By the late 1970s and 1980s the Alokesh “Bappi” Lahiri revolution had India in its grasp. Here was a doctrine that was amoral in the true sense of the word: it did not matter where something came from. What mattered was where it went. What mattered was how something could be used to hold the audience in thrall. The confidence and innovation of India’s foreign policy in the 1980s was wrongly attributed to the Rajiv Gandhi age. In reality, Mr Gandhi and his team were heavily inspired by the Bappi Lahiri doctrine—they were undaunted by the “not invented here” syndrome at a time when it was perhaps at its strongest. In a sense the Rajiv Gandhi team, like Mr Lahiri himself, was comprised of people with a solid pedigree in the classical, yet with a pulse on the modern. Like Mr Lahiri, they were often ahead of their times. [The Ilaiyaraja doctrine, meanwhile, quietly and unthreateningly expanded Indian influence in the Indian Ocean region.]

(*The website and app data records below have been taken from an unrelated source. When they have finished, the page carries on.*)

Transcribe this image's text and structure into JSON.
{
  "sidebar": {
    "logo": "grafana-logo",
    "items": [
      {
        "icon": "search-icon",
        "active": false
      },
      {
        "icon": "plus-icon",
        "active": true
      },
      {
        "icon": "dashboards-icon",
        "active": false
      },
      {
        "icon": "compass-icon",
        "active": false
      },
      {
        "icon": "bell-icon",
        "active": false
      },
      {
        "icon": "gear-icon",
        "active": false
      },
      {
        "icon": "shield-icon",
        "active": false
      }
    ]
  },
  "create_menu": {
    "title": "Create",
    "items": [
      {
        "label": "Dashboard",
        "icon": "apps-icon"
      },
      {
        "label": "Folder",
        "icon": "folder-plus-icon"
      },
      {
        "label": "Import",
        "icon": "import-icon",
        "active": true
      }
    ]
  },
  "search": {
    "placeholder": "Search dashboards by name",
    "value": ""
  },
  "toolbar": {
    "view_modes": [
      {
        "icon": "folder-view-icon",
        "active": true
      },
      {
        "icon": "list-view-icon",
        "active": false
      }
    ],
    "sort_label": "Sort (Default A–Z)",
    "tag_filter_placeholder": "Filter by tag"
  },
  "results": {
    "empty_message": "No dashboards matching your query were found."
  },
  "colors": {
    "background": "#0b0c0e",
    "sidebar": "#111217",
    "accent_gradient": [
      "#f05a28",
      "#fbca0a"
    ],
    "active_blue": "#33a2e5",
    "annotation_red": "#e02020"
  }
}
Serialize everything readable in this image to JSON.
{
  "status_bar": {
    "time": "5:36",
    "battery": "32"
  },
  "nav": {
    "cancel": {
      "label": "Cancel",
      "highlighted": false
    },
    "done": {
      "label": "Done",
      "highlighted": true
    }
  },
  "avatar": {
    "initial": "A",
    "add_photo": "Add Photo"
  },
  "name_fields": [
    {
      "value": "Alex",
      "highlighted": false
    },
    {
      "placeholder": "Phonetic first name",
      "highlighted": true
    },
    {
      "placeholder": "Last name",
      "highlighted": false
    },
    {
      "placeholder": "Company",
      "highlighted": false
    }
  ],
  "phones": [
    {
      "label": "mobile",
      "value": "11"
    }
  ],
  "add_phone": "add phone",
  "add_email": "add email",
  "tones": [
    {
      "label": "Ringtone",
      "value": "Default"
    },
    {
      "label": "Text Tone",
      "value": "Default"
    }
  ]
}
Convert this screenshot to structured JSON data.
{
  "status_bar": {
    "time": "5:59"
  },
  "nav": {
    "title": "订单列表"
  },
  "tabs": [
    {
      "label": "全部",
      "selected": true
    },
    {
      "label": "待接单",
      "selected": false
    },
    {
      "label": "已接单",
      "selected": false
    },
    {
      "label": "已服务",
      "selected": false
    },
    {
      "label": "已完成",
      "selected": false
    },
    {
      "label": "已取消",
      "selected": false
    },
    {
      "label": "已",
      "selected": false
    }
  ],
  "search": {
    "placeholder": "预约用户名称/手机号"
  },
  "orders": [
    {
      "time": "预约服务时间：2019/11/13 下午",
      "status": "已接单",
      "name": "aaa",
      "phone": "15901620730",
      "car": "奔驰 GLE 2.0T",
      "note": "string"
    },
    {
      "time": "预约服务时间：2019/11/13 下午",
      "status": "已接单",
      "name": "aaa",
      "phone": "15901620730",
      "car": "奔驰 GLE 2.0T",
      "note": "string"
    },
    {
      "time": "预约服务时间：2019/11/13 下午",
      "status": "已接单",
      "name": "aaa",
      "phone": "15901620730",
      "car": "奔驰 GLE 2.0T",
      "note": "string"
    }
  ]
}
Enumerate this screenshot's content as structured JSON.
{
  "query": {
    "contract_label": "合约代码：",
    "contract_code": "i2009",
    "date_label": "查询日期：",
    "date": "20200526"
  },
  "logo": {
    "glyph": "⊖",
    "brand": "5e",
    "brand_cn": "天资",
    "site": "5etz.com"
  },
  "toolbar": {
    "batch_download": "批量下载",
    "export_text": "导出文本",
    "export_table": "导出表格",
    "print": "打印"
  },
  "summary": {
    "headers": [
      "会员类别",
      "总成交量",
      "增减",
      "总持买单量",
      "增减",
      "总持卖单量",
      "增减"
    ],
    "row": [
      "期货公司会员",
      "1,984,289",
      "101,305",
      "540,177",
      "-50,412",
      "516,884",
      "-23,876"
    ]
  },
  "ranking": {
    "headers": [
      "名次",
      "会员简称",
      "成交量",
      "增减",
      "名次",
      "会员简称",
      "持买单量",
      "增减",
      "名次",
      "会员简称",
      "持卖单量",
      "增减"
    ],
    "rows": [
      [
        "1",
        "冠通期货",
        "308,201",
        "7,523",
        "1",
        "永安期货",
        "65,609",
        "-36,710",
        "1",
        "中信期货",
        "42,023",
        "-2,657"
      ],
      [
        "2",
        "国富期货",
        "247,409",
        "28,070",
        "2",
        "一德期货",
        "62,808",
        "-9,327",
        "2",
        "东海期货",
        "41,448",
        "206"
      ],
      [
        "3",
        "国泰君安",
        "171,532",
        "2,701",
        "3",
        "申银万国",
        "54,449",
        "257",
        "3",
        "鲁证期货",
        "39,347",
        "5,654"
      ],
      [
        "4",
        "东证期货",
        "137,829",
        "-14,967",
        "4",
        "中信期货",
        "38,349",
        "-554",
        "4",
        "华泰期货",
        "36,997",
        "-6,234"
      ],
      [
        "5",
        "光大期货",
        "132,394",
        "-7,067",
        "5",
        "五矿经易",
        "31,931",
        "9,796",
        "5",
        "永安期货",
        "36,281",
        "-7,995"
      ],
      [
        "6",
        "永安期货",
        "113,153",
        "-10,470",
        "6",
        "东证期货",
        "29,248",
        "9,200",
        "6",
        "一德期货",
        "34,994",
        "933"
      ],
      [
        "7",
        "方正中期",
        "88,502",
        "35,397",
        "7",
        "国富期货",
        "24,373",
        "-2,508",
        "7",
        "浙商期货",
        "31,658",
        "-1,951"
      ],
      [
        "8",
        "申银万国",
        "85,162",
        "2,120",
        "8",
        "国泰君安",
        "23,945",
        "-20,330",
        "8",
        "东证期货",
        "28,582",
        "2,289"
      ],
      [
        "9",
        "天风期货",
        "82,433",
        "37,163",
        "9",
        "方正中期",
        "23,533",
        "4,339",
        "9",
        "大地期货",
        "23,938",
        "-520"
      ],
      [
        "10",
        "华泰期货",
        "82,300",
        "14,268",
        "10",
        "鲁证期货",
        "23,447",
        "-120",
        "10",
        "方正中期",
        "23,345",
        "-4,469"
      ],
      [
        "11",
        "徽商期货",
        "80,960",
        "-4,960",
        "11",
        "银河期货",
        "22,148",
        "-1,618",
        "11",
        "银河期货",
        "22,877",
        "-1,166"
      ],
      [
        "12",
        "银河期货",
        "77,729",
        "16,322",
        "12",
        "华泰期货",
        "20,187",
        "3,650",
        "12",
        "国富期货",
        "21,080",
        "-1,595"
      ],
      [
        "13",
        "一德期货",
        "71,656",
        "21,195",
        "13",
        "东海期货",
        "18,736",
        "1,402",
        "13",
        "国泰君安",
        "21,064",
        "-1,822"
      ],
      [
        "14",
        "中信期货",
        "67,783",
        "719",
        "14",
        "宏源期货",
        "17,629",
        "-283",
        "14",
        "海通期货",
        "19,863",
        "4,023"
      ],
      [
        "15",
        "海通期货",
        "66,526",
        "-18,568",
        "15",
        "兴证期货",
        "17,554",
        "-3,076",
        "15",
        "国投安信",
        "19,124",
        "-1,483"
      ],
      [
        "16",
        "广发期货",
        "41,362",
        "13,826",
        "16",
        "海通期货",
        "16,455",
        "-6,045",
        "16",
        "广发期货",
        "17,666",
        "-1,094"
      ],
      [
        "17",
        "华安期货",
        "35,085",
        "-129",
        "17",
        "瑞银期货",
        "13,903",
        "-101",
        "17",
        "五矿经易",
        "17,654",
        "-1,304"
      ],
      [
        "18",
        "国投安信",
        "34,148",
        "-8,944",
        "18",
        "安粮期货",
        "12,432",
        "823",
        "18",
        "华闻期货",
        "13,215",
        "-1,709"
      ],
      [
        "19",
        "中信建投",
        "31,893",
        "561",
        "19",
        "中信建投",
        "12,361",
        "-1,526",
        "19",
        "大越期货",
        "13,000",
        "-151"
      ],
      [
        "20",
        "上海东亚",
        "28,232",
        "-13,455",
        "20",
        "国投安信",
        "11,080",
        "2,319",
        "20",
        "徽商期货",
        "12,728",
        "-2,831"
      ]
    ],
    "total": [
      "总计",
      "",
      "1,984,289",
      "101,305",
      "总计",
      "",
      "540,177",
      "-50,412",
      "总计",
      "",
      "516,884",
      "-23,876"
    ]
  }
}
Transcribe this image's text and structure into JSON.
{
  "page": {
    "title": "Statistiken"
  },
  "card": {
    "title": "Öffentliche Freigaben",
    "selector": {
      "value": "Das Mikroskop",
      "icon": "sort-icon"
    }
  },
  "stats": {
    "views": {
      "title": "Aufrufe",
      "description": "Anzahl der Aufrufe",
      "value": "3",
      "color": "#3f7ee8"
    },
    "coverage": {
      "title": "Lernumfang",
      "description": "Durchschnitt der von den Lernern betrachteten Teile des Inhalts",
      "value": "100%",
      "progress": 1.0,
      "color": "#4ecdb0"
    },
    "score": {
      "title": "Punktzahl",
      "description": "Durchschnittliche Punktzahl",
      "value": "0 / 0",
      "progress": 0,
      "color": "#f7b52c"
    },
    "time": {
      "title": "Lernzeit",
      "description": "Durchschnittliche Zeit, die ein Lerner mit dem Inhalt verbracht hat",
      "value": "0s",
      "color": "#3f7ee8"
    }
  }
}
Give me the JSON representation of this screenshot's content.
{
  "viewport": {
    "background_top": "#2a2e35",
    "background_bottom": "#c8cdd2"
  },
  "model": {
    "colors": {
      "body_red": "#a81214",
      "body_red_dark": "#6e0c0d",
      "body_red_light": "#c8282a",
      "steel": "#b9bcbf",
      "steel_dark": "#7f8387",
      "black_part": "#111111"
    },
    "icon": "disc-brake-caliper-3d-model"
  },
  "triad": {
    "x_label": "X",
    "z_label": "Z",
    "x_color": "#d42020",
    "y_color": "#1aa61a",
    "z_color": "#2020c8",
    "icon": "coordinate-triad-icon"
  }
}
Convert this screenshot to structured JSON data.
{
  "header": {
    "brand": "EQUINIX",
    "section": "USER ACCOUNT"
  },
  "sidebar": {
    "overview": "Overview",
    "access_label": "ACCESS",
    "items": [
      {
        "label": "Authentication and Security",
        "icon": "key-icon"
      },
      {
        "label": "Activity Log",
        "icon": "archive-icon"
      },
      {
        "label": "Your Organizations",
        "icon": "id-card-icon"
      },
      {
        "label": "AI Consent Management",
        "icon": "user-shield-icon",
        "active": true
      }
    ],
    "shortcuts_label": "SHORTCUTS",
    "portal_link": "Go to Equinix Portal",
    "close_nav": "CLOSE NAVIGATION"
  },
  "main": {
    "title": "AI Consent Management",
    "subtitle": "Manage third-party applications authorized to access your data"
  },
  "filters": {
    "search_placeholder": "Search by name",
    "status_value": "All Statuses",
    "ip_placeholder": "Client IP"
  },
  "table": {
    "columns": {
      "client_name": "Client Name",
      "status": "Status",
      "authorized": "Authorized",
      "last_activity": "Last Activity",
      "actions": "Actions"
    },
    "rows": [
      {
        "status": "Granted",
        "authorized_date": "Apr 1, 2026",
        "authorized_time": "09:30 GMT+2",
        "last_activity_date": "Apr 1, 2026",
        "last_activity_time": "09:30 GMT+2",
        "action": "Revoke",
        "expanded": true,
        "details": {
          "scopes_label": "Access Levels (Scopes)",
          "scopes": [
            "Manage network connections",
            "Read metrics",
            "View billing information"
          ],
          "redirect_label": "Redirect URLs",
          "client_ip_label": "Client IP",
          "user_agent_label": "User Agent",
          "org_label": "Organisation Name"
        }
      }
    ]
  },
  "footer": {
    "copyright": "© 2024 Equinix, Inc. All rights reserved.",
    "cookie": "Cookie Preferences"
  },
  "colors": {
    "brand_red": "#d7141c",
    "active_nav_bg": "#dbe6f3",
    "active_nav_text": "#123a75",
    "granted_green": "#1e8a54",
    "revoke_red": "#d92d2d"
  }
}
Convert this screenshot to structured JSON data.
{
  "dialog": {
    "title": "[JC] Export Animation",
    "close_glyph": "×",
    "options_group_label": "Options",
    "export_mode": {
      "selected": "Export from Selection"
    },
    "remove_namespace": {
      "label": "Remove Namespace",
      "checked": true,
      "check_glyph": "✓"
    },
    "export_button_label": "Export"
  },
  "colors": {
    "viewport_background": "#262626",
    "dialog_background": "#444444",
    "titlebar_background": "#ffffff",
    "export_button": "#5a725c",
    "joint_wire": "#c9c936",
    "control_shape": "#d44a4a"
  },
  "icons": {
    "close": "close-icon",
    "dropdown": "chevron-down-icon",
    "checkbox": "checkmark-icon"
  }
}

Isolated Anand-Milind’s and Raam-Laxman’s couldn’t rescue Indian foreign policy from the backlash against the Bappi Lahiri doctrine in the final years of the 80s. The murky Nadeem-Shravan business exposed the inroads organised crime-terrorism nexus had made into the country. Until A R Rahman arrived on the scene with a doctrine for the post-cold war world, there was generally a sense of drift. It was Mr Rahman who inspired a new confidence, bolstered by an India shedding many of its shibboleths—the economic and the political. The Rahman doctrine pointed towards new possibilities arising from globalisation; that not only could India hold its own, it could even shape—albeit in a limited sense—global developments. The zenith of the Rahman doctrine was India’s emergence as a nuclear power.

While the Rahman doctrine still animates much of Indian foreign policy, it also empowered several innovative doctrines: from Shankar-Ehsaan-Loy’s sophisticated coalitional cosmopolitanism, to the popularisation of Indian folk music through the specialist device of item numbers, and to the dogmatic, relentless nasality of Himesh Reshammiya. The definitive post-Rahman doctrine is still a work in progress: but it is abundantly clear that all these schools both advocate and reflect an India spreading its influence far from its own shores. If Shankar-Ehsaan-Loy is about embracing globalisation and expanding India’s soft power, it is Himesh Reshammiya that stands for a more than minimum credible deterrence. Between the two they allow a thousand home-grown item numbers to flourish.

The attitude towards item numbers, perhaps, best demonstrates the attitudes towards realism. At one time item numbers were almost solely picturised on Helen, an actress who was always The Vamp. Today item numbers are picturised on the hottest stars, and doing an item number well is often a ticket to fame and fortune. In Helen’s days, the item number was seen as a necessary evil and projected as immoral. Today it is mostly celebrated. Yet, even today, item numbers constitute only five minutes of the entire 30 minute album, suggesting that there are limits to the acceptance of realist prescriptions in the foreign policy mix. That may well be the lesson for students of foreign policy.